Also, you can always vent about it with your immediate superior. Your boss can provide a new perspective on the situation, and a solution if it happens again.
4. Complaining about your boss
— Claire L Raymond (@ClaireLouise_R) May 18, 2017
Do this instead: Be open with your boss about your concerns with him, and how it could be resolved
Letting everyone on Facebook know that you hate your boss is one of the worst mistakes you can make online. Whether you like it or not, your boss will play a vital role in your next job or promotion.
If you think your boss doesn’t recognize you as a valued member of your team or company, handle it like a pro. Share your concerns directly with him, and how you’d like things to happen moving forward. Your boss will thank you and will hold you in high regard for your honesty and respect.
5. Seeking “success” elsewhere
Do this instead: Open up with your boss about taking on new roles or responsibilities
While it can be tempting to consider another company (and sharing this very idea online), social etiquette dictates that you should keep this under wraps. On the other hand, instead of seeking an opportunity with a different company, have you considered pursuing other opportunities within the company you’re in now?
Life coach Adrienne Masler believes that it’s important for one to see a work career as a series of opportunities, which is key for continued growth. Talk it out with your boss, and make him realize what strengths you currently have that can contribute to your company.
If you’re currently struggling at work, open up to your boss about your struggles with your current position. They are usually willing to work with you on how to overcome your work cut. Your boss might even offer a new role or responsibility you might enjoy doing.
6. Posting personal content that sullies your professional reputation
Do this instead: Be sensitive (or careful) about what you share online
Goofing around at work and sharing it on social media like this guy did sounds fun and innocent. However, your funny Facebook status post could be seen as strong evidence of you violating workplace rules.
Establishing a successful career requires maintaining a wholesome, professional appearance online. As such, content or posts that may be wholesome or innocent for you might not be seen as such by your colleague or boss.
If you feel the need to share something funny or you think is clever online, first think about the people who will see it. Stop and think first if the photo is offensive before publishing it. If you need an opinion, share it only with the people you can trust before posting it.
7. Using text language
Do this instead: Spell everything out, and use proper punctuation marks
But I’m using my mobile phone, you say, so why is this a big deal? Let me ask you a question instead: do successful people post comments, replies, and tweets in text language?
Using texting language might not be viewed as offensive, but it will certainly indicate your level of professionalism. Moreover, it also shows the person does not have the capacity to express thoughts without messing up the English language. 66 percent of employers who participated in a Jobvite survey revealed that they frown upon a candidate’s poor spelling and grammar on social media.
Check out The Talko’s top 10 insane social media posts below that had gotten them fired from their jobs, and have damaged careers:
It’s easy to blame social media when you share your posts or comments that might be inconsiderate or unprofessional to others.
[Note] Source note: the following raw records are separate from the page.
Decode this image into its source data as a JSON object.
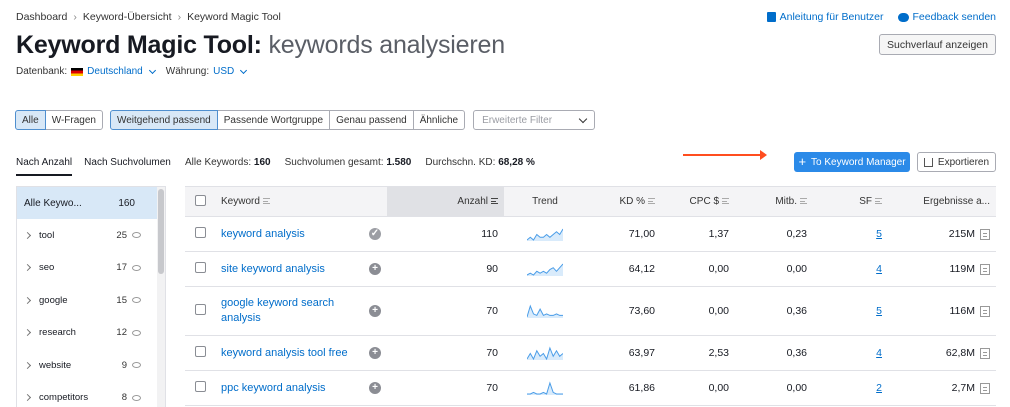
{
  "breadcrumb": [
    "Dashboard",
    "Keyword-Übersicht",
    "Keyword Magic Tool"
  ],
  "toplinks": {
    "manual": "Anleitung für Benutzer",
    "feedback": "Feedback senden"
  },
  "title": {
    "main": "Keyword Magic Tool:",
    "sub": "keywords analysieren"
  },
  "history_button": "Suchverlauf anzeigen",
  "database": {
    "label": "Datenbank:",
    "value": "Deutschland",
    "currency_label": "Währung:",
    "currency": "USD"
  },
  "filters": {
    "group1": [
      "Alle",
      "W-Fragen"
    ],
    "group2": [
      "Weitgehend passend",
      "Passende Wortgruppe",
      "Genau passend",
      "Ähnliche"
    ],
    "advanced_placeholder": "Erweiterte Filter"
  },
  "sort_tabs": [
    "Nach Anzahl",
    "Nach Suchvolumen"
  ],
  "summary": {
    "all_label": "Alle Keywords:",
    "all_value": "160",
    "volume_label": "Suchvolumen gesamt:",
    "volume_value": "1.580",
    "kd_label": "Durchschn. KD:",
    "kd_value": "68,28 %"
  },
  "actions": {
    "keyword_manager": "To Keyword Manager",
    "export": "Exportieren"
  },
  "sidebar": {
    "all_label": "Alle Keywo...",
    "all_count": "160",
    "items": [
      {
        "name": "tool",
        "count": "25"
      },
      {
        "name": "seo",
        "count": "17"
      },
      {
        "name": "google",
        "count": "15"
      },
      {
        "name": "research",
        "count": "12"
      },
      {
        "name": "website",
        "count": "9"
      },
      {
        "name": "competitors",
        "count": "8"
      }
    ]
  },
  "table": {
    "columns": {
      "keyword": "Keyword",
      "anzahl": "Anzahl",
      "trend": "Trend",
      "kd": "KD %",
      "cpc": "CPC $",
      "mitb": "Mitb.",
      "sf": "SF",
      "results": "Ergebnisse a..."
    },
    "rows": [
      {
        "keyword": "keyword analysis",
        "added": true,
        "anzahl": "110",
        "trend": [
          4,
          5,
          4,
          6,
          5,
          5,
          6,
          5,
          6,
          7,
          6,
          8
        ],
        "kd": "71,00",
        "cpc": "1,37",
        "mitb": "0,23",
        "sf": "5",
        "results": "215M"
      },
      {
        "keyword": "site keyword analysis",
        "added": false,
        "anzahl": "90",
        "trend": [
          2,
          3,
          2,
          4,
          3,
          4,
          3,
          5,
          6,
          4,
          6,
          8
        ],
        "kd": "64,12",
        "cpc": "0,00",
        "mitb": "0,00",
        "sf": "4",
        "results": "119M"
      },
      {
        "keyword": "google keyword search analysis",
        "added": false,
        "anzahl": "70",
        "trend": [
          2,
          9,
          4,
          3,
          7,
          3,
          4,
          3,
          3,
          4,
          3,
          3
        ],
        "kd": "73,60",
        "cpc": "0,00",
        "mitb": "0,36",
        "sf": "5",
        "results": "116M"
      },
      {
        "keyword": "keyword analysis tool free",
        "added": false,
        "anzahl": "70",
        "trend": [
          3,
          5,
          3,
          6,
          4,
          5,
          3,
          7,
          4,
          6,
          4,
          5
        ],
        "kd": "63,97",
        "cpc": "2,53",
        "mitb": "0,36",
        "sf": "4",
        "results": "62,8M"
      },
      {
        "keyword": "ppc keyword analysis",
        "added": false,
        "anzahl": "70",
        "trend": [
          1,
          1,
          2,
          1,
          1,
          2,
          1,
          8,
          2,
          1,
          1,
          1
        ],
        "kd": "61,86",
        "cpc": "0,00",
        "mitb": "0,00",
        "sf": "2",
        "results": "2,7M"
      }
    ]
  },
  "colors": {
    "link": "#006dca",
    "primary_button": "#2b8ae8",
    "arrow": "#ff4d1f",
    "selected": "#d8e8f7"
  }
}
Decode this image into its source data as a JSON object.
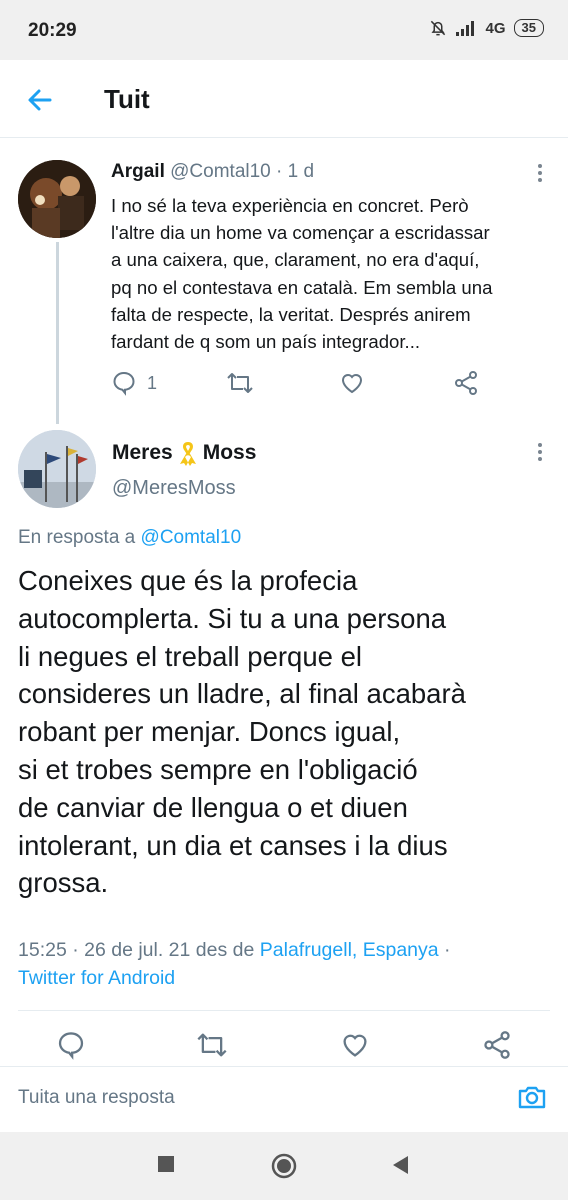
{
  "status_bar": {
    "time": "20:29",
    "network": "4G",
    "battery": "35",
    "icons": [
      "bell-off-icon",
      "signal-icon",
      "battery-icon"
    ]
  },
  "header": {
    "title": "Tuit",
    "back_icon": "arrow-left-icon"
  },
  "parent_tweet": {
    "name": "Argail",
    "handle": "@Comtal10",
    "separator": "·",
    "time": "1 d",
    "text_lines": [
      "I no sé la teva experiència en concret. Però",
      "l'altre dia un home va començar a escridassar",
      "a una caixera, que, clarament, no era d'aquí,",
      "pq no el contestava en català. Em sembla una",
      "falta de respecte, la veritat. Després anirem",
      "fardant de q som un país integrador..."
    ],
    "reply_count": "1"
  },
  "main_tweet": {
    "name_left": "Meres",
    "name_right": "Moss",
    "name_emoji": "yellow-ribbon-icon",
    "handle": "@MeresMoss",
    "reply_prefix": "En resposta a",
    "reply_handle": "@Comtal10",
    "text_lines": [
      "Coneixes que és la profecia",
      "autocomplerta. Si tu a una persona",
      "li negues el treball perque el",
      "consideres un lladre, al final acabarà",
      "robant per menjar. Doncs igual,",
      "si et trobes sempre en l'obligació",
      "de canviar de llengua o et diuen",
      "intolerant, un dia et canses i la dius",
      "grossa."
    ],
    "meta_time": "15:25 · 26 de jul. 21 des de ",
    "meta_location": "Palafrugell, Espanya",
    "meta_dot": " ·",
    "meta_client": "Twitter for Android"
  },
  "compose": {
    "placeholder": "Tuita una resposta",
    "icon": "camera-icon"
  },
  "colors": {
    "accent": "#1da1f2",
    "muted": "#657786",
    "text": "#14171a",
    "ribbon": "#f5c518"
  }
}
However, common sense dictates you should observe a little bit of caution every time you post something online. Once a damaging post is made online, it can affect your career moves online and make it that much harder for you to bounce back and be known as the professional that you believe you are. It’s always best to avoid making these career-damaging moves that can create doubt about your credibility as a professional.
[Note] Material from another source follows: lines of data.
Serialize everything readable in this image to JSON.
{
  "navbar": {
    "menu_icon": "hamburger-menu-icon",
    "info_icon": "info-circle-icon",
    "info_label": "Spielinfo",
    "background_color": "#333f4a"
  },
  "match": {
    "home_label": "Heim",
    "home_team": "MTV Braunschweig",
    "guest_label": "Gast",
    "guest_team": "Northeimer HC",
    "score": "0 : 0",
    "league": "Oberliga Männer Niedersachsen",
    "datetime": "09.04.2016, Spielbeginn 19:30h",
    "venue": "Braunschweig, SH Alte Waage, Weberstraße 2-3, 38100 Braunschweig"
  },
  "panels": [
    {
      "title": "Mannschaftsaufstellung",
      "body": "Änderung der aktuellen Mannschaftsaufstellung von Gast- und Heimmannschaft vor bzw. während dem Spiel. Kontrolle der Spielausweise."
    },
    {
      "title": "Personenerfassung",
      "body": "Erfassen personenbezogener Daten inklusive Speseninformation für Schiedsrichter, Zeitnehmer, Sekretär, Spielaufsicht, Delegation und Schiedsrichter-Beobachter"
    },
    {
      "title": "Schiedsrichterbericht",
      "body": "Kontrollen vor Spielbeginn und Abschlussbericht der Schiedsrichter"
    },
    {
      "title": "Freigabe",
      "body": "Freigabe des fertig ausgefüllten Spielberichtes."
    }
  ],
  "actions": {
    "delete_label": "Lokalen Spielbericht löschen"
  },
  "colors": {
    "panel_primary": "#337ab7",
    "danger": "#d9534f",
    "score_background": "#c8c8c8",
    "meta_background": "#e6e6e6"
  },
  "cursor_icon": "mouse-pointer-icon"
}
Did you make any of these damaging career moves online that put your job in jeopardy? How did you recover from it? Share us your stories in the comment section below.